*** Records for the exercise Section Begins ***
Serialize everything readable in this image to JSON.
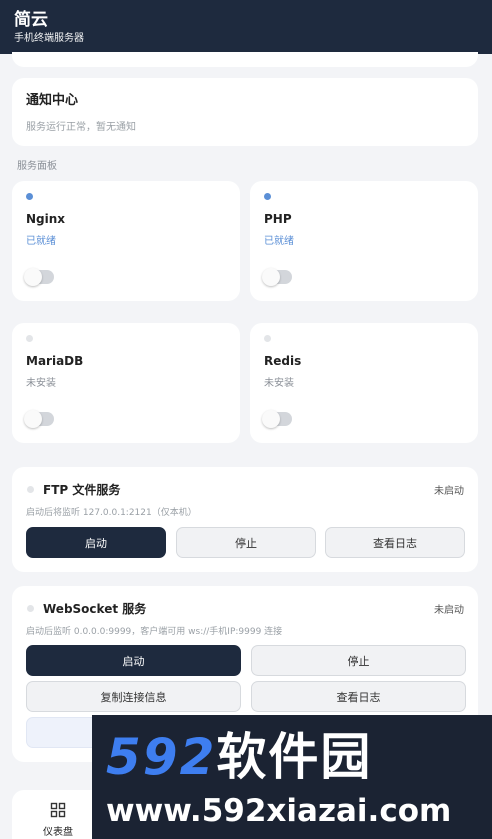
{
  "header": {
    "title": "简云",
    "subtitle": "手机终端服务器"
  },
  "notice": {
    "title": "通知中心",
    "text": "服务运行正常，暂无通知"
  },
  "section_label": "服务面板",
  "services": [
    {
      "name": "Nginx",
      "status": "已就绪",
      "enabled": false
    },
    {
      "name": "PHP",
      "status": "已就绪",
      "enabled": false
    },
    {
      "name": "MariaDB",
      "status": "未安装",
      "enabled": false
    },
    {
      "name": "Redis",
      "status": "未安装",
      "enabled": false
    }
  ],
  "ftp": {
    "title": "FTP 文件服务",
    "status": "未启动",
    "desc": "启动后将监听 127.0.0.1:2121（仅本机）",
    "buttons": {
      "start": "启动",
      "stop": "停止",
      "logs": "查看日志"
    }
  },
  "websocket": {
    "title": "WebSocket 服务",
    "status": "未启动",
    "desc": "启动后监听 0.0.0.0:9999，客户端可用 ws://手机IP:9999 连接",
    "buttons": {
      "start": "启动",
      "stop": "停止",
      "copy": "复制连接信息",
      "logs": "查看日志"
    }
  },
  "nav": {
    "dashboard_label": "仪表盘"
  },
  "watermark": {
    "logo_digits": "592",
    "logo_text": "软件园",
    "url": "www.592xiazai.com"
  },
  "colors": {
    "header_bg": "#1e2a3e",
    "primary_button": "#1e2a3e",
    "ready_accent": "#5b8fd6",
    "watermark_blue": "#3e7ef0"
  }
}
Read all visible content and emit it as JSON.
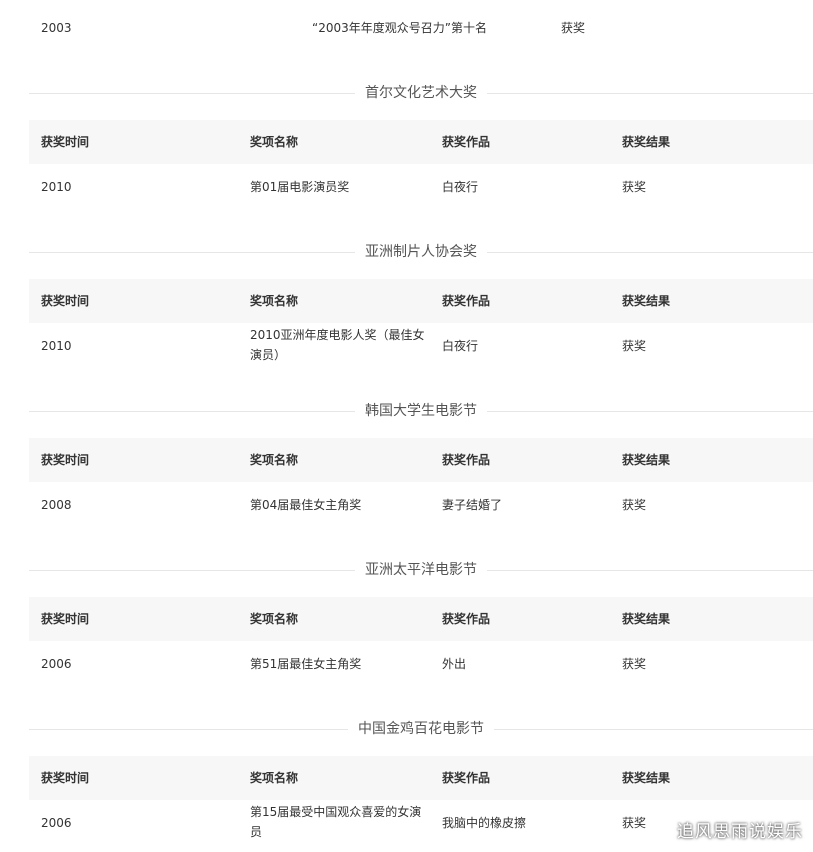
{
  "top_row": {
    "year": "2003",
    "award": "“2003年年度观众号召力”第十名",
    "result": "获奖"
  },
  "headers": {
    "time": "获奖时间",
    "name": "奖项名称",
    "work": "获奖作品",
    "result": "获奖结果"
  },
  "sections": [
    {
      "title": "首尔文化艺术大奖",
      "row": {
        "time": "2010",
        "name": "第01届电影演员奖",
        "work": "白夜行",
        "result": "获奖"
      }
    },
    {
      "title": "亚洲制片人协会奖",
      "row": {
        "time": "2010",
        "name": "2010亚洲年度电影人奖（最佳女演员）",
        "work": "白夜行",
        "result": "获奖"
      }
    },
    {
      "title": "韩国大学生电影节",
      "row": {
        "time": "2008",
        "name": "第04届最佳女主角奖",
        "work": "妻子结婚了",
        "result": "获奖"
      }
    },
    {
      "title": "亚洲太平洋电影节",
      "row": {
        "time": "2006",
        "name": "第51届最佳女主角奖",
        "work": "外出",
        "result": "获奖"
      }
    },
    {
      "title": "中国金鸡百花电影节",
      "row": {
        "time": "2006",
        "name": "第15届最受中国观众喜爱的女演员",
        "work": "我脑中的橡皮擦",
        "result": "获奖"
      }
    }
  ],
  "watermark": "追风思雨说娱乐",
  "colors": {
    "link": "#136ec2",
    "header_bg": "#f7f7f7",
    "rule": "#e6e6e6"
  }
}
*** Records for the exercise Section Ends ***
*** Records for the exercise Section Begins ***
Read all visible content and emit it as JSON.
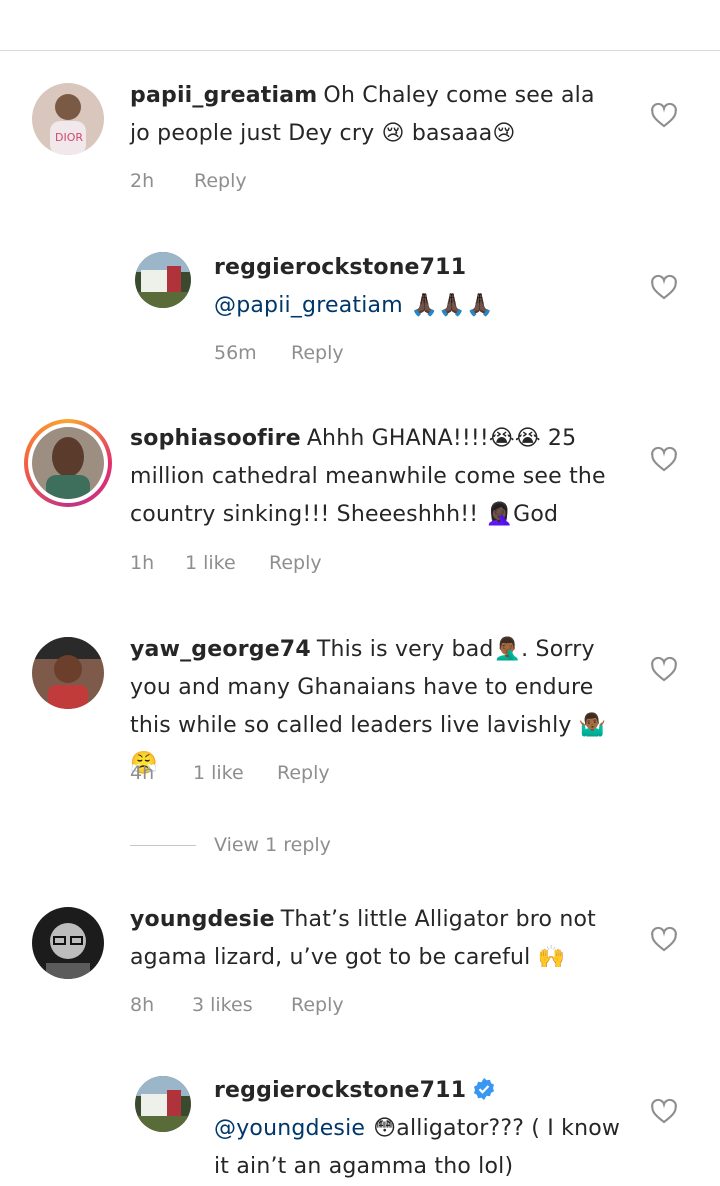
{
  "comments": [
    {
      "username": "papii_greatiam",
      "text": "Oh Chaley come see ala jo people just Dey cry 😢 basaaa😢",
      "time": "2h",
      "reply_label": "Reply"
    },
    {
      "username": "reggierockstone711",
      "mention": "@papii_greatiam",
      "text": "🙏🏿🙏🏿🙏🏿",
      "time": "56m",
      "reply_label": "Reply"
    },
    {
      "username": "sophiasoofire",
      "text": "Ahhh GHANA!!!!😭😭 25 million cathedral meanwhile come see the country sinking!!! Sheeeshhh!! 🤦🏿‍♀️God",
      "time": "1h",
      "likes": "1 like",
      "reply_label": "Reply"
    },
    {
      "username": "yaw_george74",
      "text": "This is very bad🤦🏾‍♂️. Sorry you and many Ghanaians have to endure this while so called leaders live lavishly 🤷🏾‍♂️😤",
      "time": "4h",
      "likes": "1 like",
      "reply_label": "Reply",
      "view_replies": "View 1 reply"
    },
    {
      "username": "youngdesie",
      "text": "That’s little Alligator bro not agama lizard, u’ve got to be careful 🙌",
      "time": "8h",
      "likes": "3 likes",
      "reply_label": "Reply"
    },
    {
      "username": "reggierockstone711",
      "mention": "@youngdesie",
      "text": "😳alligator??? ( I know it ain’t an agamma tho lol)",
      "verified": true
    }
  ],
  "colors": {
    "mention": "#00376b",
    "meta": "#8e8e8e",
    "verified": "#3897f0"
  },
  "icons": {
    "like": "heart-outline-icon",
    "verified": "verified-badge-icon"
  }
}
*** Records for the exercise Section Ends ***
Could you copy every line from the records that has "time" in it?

§ Final answer:
    "time": "获奖时间",
        "time": "2010",
        "time": "2010",
        "time": "2008",
        "time": "2006",
        "time": "2006",
      "time": "2h",
      "time": "56m",
      "time": "1h",
      "time": "4h",
      "time": "8h",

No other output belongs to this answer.